ASSIGNMENT.
Across the entries that follow, tally every line holding the word "icon" and reply with the count alone.

Entries from a dataset of interfaces.
▼▼▼

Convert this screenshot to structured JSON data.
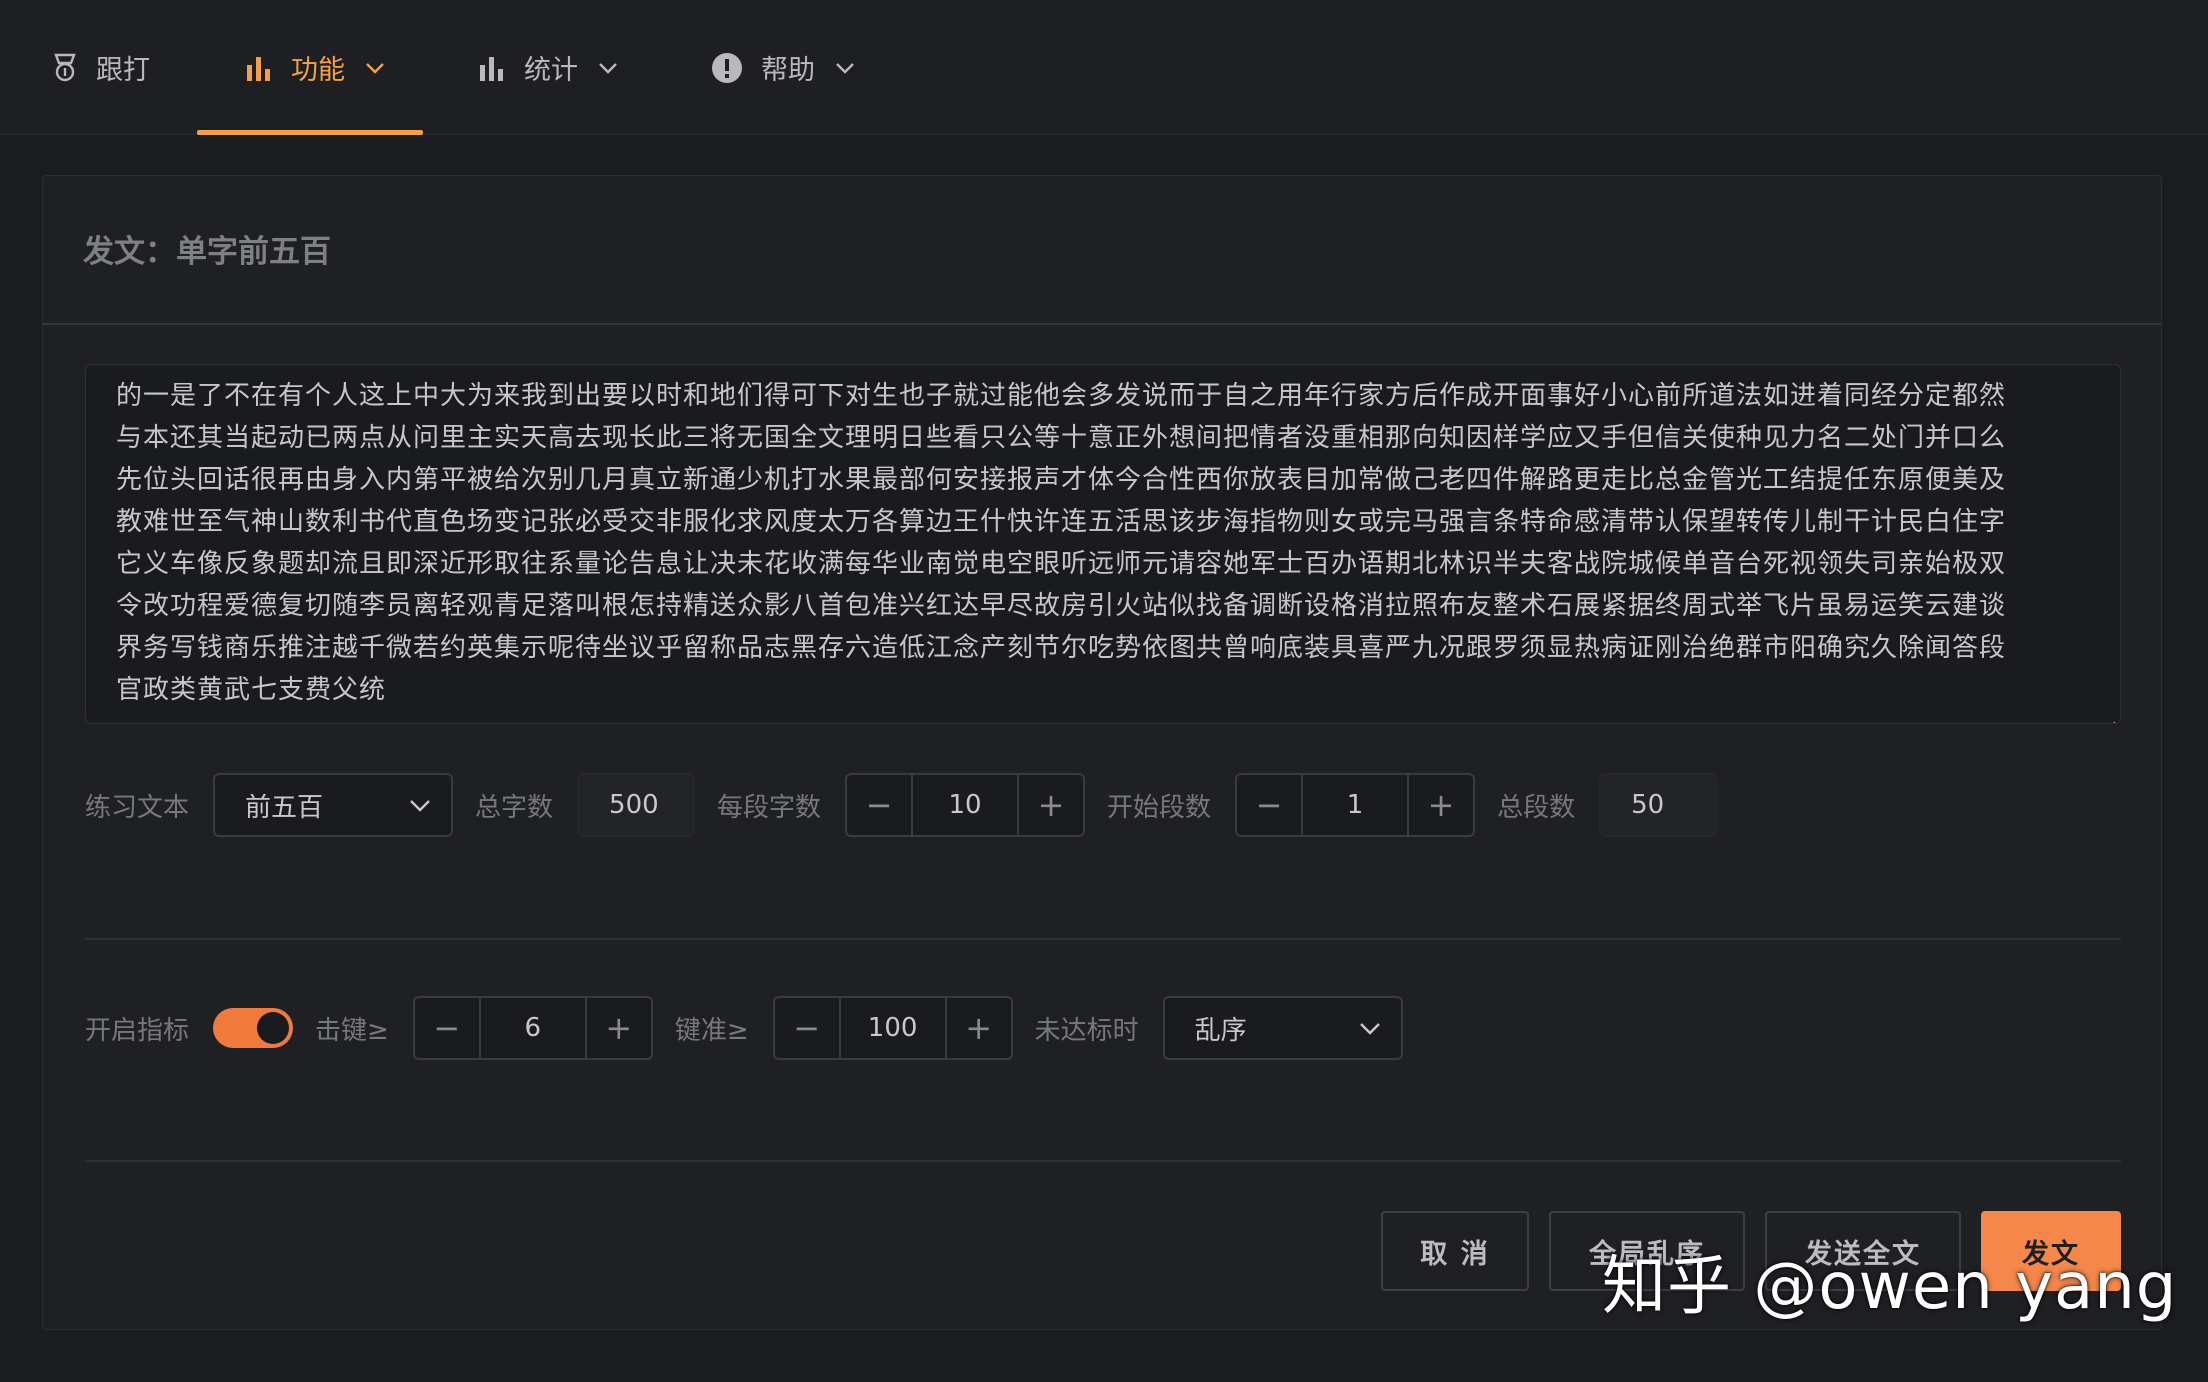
{
  "nav": {
    "tabs": [
      {
        "label": "跟打",
        "icon": "medal-icon"
      },
      {
        "label": "功能",
        "icon": "bar-chart-icon",
        "active": true
      },
      {
        "label": "统计",
        "icon": "bar-chart-icon"
      },
      {
        "label": "帮助",
        "icon": "info-icon"
      }
    ]
  },
  "card": {
    "title": "发文：单字前五百",
    "text_lines": [
      "的一是了不在有个人这上中大为来我到出要以时和地们得可下对生也子就过能他会多发说而于自之用年行家方后作成开面事好小心前所道法如进着同经分定都然",
      "与本还其当起动已两点从问里主实天高去现长此三将无国全文理明日些看只公等十意正外想间把情者没重相那向知因样学应又手但信关使种见力名二处门并口么",
      "先位头回话很再由身入内第平被给次别几月真立新通少机打水果最部何安接报声才体今合性西你放表目加常做己老四件解路更走比总金管光工结提任东原便美及",
      "教难世至气神山数利书代直色场变记张必受交非服化求风度太万各算边王什快许连五活思该步海指物则女或完马强言条特命感清带认保望转传儿制干计民白住字",
      "它义车像反象题却流且即深近形取往系量论告息让决未花收满每华业南觉电空眼听远师元请容她军士百办语期北林识半夫客战院城候单音台死视领失司亲始极双",
      "令改功程爱德复切随李员离轻观青足落叫根怎持精送众影八首包准兴红达早尽故房引火站似找备调断设格消拉照布友整术石展紧据终周式举飞片虽易运笑云建谈",
      "界务写钱商乐推注越千微若约英集示呢待坐议乎留称品志黑存六造低江念产刻节尔吃势依图共曾响底装具喜严九况跟罗须显热病证刚治绝群市阳确究久除闻答段",
      "官政类黄武七支费父统"
    ],
    "settings": {
      "practice_text_label": "练习文本",
      "practice_text_value": "前五百",
      "total_chars_label": "总字数",
      "total_chars_value": "500",
      "chars_per_seg_label": "每段字数",
      "chars_per_seg_value": "10",
      "start_seg_label": "开始段数",
      "start_seg_value": "1",
      "total_segs_label": "总段数",
      "total_segs_value": "50"
    },
    "indicators": {
      "enable_label": "开启指标",
      "enabled": true,
      "keystroke_label": "击键≥",
      "keystroke_value": "6",
      "accuracy_label": "键准≥",
      "accuracy_value": "100",
      "fail_label": "未达标时",
      "fail_value": "乱序"
    },
    "actions": {
      "cancel": "取 消",
      "global_shuffle": "全局乱序",
      "send_full": "发送全文",
      "send": "发文"
    }
  },
  "watermark": "知乎 @owen yang",
  "colors": {
    "accent": "#f5a046",
    "primary_button": "#f6874a",
    "toggle_on": "#f07a3c",
    "background": "#1b1c20"
  }
}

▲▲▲

EXERCISE OUTPUT.
4